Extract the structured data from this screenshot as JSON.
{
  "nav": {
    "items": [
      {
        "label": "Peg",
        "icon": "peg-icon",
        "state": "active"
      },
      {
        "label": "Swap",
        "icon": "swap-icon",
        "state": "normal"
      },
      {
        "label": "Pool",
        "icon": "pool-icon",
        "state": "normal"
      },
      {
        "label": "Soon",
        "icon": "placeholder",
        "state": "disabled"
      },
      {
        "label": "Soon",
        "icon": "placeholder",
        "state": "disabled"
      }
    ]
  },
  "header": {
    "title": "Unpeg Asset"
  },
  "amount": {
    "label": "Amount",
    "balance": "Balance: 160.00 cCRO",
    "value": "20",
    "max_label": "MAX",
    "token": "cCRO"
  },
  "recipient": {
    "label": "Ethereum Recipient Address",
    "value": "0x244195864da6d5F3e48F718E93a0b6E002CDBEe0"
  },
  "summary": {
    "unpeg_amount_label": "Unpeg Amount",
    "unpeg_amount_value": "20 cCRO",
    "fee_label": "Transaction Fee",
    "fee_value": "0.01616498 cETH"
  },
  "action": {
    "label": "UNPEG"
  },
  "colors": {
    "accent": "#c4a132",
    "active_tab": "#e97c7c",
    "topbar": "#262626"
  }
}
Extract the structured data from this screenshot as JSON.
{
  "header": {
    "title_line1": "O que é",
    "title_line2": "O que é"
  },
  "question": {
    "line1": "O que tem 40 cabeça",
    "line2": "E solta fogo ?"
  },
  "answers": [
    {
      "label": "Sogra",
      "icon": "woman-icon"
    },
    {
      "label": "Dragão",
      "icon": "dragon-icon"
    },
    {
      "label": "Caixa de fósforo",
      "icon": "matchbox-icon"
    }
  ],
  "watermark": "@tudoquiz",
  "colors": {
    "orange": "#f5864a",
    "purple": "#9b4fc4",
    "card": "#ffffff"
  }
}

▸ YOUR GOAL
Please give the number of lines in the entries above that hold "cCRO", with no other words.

▸ ANSWER AREA
3